-- EXERCISE DATA follows --
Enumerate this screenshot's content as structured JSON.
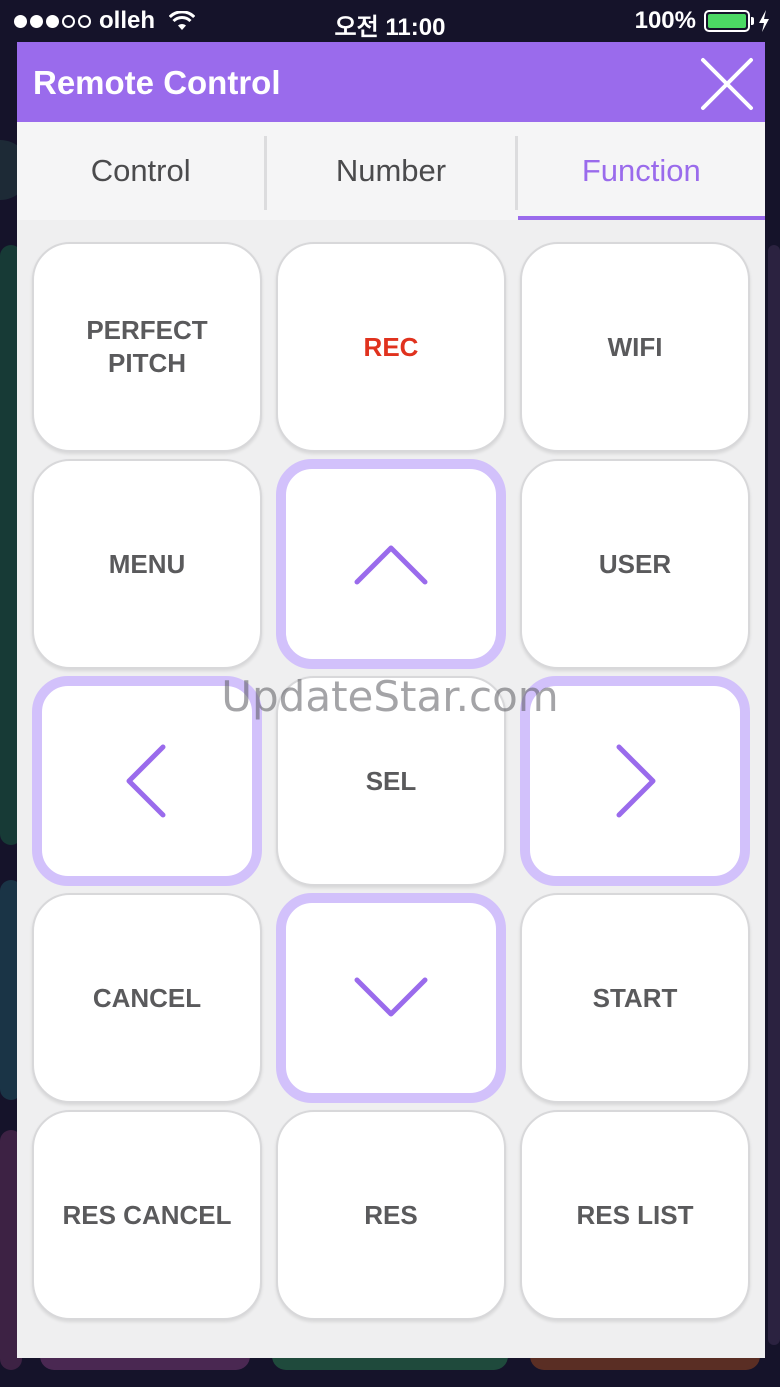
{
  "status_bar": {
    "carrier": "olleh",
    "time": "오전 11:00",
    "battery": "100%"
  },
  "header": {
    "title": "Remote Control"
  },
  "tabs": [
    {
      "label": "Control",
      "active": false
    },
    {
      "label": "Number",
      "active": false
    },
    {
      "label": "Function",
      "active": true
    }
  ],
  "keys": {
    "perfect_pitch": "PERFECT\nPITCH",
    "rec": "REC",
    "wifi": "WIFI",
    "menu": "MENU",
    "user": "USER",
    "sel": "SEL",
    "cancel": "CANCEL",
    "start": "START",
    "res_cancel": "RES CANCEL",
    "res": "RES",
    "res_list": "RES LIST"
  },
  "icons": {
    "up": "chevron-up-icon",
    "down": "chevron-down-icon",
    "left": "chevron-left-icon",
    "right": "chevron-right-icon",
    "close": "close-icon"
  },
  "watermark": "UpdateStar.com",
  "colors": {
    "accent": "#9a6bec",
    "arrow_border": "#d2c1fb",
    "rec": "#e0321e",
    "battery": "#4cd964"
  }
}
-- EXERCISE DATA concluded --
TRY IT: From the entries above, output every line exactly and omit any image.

TASK OUTPUT:
Enumerate this screenshot's content as structured JSON.
{
  "status_bar": {
    "carrier": "olleh",
    "time": "오전 11:00",
    "battery": "100%"
  },
  "header": {
    "title": "Remote Control"
  },
  "tabs": [
    {
      "label": "Control",
      "active": false
    },
    {
      "label": "Number",
      "active": false
    },
    {
      "label": "Function",
      "active": true
    }
  ],
  "keys": {
    "perfect_pitch": "PERFECT\nPITCH",
    "rec": "REC",
    "wifi": "WIFI",
    "menu": "MENU",
    "user": "USER",
    "sel": "SEL",
    "cancel": "CANCEL",
    "start": "START",
    "res_cancel": "RES CANCEL",
    "res": "RES",
    "res_list": "RES LIST"
  },
  "icons": {
    "up": "chevron-up-icon",
    "down": "chevron-down-icon",
    "left": "chevron-left-icon",
    "right": "chevron-right-icon",
    "close": "close-icon"
  },
  "watermark": "UpdateStar.com",
  "colors": {
    "accent": "#9a6bec",
    "arrow_border": "#d2c1fb",
    "rec": "#e0321e",
    "battery": "#4cd964"
  }
}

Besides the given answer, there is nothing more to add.